Officials involved in champagne celebration "let their guard down", says Coveney 4 months ago

Officials involved in champagne celebration "let their guard down", says Coveney

The Minister said the officials involved are "all mortified by what happened".

Foreign Affairs Minister Simon Coveney has spoken out about the controversial champagne celebration that occurred in his department in the summer of 2020, stating that the officials involved "let their guard down".


He also said the Department of Foreign Affairs (DFA) officials were all "mortified by what happened" and that lessons were learned from the incident.

It emerged last month that as many as 20 DFA senior officials and staff gathered at the department's headquarters in Iveagh House on 17 June.

The gathering was held following Ireland's election to the United Nations Security Council, with a selfie photograph taken and subsequently tweeted by the department's Secretary General at the time, Niall Burgess, showing officials and staff standing close together without face coverings. The photo has since been deleted from the platform.

At the time of the gathering, Ireland was in Phase Two of its initial reopening plan during which Covid restrictions meant that people were only permitted to meet up with six other individuals from outside their household.


Appearing on RTÉ News at One, Coveney reiterated that he did not attend the celebration.

"I was in the Department of the Taoiseach that night... It was an evening when I... was watching... the vote in the UN that resulted in us gaining a seat on the security council after three or four years of campaigning to be there," he explained.

"Unfortunately, in my department, there were 20 or so officials who'd been very much involved in that successful campaign and when the vote came through, they celebrated in a way that they shouldn't have.

"They let their guard down. I have to say, they're all mortified by what happened now.


"That shouldn't have happened and the department has apologised for it."

Coveney was also asked if he joined the gathering with the group at any stage.

"I was back in my department working later on that night but it was about an hour and three quarters after the vote," he said.

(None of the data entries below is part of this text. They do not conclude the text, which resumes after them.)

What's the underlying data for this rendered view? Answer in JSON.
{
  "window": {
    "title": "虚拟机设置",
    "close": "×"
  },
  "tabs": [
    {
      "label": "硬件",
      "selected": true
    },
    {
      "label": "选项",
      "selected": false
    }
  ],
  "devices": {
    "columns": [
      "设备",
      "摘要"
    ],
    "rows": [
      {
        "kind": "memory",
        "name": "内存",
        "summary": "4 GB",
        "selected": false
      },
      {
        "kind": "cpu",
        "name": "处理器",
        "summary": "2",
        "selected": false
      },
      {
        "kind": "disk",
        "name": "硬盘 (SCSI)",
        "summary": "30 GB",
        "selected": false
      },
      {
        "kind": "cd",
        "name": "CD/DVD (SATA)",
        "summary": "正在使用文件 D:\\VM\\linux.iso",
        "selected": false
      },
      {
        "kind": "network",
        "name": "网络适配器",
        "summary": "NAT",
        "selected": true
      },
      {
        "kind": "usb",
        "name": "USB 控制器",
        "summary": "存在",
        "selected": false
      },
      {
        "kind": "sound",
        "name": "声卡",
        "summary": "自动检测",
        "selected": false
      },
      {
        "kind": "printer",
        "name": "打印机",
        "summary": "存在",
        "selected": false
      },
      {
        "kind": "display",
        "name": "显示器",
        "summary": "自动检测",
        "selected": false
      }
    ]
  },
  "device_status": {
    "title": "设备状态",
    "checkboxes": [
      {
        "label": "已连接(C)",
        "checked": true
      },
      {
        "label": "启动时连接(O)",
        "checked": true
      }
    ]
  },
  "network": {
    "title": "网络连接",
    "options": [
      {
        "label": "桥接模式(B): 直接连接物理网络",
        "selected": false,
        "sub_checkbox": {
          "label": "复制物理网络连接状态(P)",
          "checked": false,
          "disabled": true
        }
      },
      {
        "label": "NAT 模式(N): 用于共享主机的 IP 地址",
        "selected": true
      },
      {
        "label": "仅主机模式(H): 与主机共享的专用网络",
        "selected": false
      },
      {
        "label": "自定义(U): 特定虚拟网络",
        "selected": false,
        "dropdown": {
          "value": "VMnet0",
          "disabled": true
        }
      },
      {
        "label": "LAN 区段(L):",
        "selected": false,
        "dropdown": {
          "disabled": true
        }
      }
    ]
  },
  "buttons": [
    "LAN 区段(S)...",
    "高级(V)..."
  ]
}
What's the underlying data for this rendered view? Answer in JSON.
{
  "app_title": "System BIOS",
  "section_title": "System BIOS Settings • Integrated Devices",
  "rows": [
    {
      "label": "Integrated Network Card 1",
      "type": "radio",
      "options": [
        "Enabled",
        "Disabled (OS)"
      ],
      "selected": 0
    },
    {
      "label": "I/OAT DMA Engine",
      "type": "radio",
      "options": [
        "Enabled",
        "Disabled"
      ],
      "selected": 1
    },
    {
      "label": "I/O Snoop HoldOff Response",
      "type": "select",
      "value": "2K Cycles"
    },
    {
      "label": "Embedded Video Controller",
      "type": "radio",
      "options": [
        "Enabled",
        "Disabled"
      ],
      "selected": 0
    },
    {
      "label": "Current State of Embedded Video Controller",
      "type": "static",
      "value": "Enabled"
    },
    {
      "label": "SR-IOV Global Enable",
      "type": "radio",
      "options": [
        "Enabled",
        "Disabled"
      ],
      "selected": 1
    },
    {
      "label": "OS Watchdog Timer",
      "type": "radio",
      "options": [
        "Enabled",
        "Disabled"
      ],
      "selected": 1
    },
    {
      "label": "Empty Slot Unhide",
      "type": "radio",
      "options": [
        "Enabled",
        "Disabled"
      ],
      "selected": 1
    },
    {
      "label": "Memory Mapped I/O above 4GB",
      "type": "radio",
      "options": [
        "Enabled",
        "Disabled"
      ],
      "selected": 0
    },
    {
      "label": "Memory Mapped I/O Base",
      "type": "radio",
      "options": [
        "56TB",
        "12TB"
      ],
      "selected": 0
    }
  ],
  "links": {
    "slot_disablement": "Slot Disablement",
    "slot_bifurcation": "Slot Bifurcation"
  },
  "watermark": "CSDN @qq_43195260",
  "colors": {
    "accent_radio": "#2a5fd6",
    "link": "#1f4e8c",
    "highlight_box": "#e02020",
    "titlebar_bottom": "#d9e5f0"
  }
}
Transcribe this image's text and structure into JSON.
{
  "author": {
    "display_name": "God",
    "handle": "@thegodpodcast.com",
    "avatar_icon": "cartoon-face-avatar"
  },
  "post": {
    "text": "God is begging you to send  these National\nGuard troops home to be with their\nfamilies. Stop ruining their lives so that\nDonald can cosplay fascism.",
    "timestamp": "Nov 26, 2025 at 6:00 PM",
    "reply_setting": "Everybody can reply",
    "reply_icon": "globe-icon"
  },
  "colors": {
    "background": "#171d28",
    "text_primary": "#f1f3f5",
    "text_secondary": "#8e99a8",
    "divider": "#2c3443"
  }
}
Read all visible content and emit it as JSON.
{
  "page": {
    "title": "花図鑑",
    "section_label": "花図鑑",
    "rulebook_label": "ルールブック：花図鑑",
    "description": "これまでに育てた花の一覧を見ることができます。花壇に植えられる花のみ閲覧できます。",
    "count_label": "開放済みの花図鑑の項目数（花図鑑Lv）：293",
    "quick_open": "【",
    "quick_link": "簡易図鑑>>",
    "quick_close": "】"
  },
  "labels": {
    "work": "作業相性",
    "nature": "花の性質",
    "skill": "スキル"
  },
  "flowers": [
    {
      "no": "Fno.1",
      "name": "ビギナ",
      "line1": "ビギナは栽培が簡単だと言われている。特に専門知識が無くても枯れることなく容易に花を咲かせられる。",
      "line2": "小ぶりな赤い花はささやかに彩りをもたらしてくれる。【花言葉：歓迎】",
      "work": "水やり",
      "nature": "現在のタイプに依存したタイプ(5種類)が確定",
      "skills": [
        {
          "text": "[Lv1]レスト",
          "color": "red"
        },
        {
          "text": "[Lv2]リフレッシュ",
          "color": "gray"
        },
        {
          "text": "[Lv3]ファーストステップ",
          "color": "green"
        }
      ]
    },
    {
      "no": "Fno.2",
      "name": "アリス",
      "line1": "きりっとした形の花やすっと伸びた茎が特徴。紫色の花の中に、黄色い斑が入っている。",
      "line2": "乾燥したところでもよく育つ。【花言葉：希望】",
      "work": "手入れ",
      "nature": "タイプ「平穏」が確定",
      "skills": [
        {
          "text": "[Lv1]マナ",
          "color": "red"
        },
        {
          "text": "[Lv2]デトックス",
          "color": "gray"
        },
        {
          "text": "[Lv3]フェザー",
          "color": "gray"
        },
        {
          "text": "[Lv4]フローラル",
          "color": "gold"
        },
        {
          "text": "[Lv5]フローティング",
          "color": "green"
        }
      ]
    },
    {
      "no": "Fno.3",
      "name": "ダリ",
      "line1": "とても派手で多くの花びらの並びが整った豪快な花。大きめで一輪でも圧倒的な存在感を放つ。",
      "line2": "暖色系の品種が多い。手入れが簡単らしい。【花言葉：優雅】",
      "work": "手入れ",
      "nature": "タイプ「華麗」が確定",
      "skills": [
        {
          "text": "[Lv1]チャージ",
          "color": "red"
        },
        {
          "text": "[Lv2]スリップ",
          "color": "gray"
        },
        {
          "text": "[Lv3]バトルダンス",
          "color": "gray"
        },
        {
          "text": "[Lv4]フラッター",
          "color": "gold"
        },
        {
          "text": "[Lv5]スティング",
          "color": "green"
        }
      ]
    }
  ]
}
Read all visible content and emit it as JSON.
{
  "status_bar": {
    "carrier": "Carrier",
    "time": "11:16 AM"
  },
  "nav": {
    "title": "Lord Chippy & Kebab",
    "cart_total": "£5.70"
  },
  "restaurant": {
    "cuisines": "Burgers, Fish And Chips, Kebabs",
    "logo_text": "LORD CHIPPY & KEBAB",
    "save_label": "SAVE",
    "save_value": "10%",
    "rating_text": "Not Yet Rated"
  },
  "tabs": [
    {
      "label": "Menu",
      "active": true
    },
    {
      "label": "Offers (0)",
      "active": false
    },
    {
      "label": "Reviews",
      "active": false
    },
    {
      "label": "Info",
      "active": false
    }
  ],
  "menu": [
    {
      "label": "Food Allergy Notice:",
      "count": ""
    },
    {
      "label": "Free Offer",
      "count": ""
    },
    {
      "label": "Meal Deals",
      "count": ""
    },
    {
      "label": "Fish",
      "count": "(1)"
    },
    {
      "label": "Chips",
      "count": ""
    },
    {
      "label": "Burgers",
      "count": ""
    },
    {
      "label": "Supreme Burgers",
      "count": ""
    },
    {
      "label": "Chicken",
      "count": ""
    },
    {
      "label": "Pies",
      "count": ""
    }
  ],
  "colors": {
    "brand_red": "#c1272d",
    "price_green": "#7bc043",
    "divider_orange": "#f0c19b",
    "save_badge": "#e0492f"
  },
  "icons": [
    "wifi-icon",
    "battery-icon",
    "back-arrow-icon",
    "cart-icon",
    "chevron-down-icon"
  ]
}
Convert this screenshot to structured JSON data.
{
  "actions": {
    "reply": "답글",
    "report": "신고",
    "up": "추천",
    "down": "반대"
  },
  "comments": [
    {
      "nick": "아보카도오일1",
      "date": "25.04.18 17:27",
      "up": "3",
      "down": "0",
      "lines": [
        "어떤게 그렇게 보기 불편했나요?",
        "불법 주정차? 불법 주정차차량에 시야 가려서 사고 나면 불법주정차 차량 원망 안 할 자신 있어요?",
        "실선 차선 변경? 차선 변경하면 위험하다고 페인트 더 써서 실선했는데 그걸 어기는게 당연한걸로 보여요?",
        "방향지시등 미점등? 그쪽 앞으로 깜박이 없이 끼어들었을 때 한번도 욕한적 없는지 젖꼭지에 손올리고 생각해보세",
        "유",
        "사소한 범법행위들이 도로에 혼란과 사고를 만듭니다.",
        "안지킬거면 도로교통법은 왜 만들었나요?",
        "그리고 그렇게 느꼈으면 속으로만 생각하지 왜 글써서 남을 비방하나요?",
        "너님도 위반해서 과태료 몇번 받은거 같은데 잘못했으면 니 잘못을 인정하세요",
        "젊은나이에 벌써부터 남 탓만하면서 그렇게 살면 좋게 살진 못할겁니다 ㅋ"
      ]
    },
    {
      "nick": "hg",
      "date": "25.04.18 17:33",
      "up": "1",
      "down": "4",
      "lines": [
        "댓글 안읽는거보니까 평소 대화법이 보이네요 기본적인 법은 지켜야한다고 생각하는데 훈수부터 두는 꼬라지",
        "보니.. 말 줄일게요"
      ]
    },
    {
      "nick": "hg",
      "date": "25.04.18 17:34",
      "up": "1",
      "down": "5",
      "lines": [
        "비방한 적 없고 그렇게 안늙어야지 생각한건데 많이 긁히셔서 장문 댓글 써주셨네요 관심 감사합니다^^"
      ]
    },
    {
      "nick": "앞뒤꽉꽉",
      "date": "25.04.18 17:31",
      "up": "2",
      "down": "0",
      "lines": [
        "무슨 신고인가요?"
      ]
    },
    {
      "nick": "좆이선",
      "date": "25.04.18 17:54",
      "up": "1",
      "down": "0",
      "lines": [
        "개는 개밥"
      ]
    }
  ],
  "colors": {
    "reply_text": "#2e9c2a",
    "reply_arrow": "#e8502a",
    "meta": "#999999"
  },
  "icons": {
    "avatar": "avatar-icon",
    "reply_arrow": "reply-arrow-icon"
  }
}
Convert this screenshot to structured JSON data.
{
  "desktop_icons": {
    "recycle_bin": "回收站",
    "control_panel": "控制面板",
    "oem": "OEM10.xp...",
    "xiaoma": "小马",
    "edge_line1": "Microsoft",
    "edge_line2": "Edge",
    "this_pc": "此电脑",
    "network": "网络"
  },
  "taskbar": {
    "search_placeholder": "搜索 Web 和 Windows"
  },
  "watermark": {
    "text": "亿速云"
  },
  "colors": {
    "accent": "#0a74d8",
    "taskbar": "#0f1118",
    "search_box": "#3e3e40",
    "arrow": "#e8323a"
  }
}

"I needed to go back to my department to finish my day's work. I called in to the UN section to thank the people who were still there for the work that they done."


He added that when he arrived there "certainly wasn't a party going on" and that he stayed for about 10 minutes.

Speaking about when he became aware of the celebration, Coveney said that he was told later on that evening that a photograph was tweeted out and then taken down.

"My Secretary General at the time acknowledged that it shouldn't have happened and it was a momentary, I think, drop of our guard, I think, was what he said," the Minister told the programme.

He also said he did not later seek an investigation into the celebration.

"This was something that had happened. It was quite public because it was put up on social media... there was an acknowledgment of wrongdoing," he said.


"I trusted my Secretary General and I felt that clearly what happened shouldn't have happened but I didn't feel that there was a need for follow-up after that.

"This is something that I think many in the department are very embarrassed about and feel ashamed about but it happened.

"It didn't happen since. I think from that point of view the lesson was learned."

The Minister said he would "of course" go before the Oireachtas Foreign Affairs Committee if he was asked to answer further questions on the matter.

Main image via Sam Boal/